• Exercise aim
Filter the records below for the word "Tlacotalpan". Copy each line that holds it.

Top of Information provided

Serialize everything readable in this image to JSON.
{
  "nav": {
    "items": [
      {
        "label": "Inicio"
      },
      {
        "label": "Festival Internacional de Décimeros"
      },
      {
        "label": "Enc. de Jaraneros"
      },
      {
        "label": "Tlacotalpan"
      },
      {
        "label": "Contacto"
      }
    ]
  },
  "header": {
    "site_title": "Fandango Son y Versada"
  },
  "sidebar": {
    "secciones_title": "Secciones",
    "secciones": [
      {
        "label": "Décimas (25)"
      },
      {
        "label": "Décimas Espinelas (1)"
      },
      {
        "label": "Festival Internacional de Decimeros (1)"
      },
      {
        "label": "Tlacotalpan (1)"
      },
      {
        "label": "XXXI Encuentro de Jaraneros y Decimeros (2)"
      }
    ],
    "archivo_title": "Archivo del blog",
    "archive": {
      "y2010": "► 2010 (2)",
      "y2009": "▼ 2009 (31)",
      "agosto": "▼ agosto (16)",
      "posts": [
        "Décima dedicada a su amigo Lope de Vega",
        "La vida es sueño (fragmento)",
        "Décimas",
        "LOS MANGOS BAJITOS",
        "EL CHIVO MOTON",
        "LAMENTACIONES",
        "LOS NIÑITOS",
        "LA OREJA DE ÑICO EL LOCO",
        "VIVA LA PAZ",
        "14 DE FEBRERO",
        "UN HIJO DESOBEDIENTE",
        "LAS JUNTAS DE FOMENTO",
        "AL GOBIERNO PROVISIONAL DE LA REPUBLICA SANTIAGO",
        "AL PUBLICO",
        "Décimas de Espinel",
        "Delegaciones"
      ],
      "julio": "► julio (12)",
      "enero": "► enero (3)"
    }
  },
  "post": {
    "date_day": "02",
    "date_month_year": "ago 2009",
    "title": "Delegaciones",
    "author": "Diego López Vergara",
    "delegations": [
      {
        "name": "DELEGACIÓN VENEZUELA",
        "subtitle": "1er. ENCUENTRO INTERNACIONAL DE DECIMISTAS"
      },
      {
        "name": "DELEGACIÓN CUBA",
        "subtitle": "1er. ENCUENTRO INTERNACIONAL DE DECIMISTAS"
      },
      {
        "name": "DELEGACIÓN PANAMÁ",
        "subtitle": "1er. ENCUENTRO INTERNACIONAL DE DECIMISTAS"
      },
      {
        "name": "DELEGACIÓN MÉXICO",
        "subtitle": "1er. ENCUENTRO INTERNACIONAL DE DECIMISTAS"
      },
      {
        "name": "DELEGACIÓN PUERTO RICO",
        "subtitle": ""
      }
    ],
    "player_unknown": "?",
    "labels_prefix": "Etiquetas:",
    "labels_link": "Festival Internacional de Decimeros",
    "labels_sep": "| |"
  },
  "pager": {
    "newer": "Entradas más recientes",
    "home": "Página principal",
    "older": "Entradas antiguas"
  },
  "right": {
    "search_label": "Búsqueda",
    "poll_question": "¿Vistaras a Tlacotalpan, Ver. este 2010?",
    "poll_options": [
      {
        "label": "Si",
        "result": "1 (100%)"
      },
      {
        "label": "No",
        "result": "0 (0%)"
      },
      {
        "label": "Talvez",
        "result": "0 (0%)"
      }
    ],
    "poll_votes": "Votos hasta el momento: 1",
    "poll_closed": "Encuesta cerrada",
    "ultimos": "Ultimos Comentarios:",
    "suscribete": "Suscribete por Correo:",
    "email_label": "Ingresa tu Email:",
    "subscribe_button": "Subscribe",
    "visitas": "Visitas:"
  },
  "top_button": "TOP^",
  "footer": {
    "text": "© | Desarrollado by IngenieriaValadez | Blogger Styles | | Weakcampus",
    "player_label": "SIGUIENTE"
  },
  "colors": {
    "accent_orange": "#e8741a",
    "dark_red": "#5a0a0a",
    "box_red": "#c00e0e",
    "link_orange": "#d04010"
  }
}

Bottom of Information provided

• Written reply
        "label": "Tlacotalpan"
        "label": "Tlacotalpan (1)"
    "poll_question": "¿Vistaras a Tlacotalpan, Ver. este 2010?",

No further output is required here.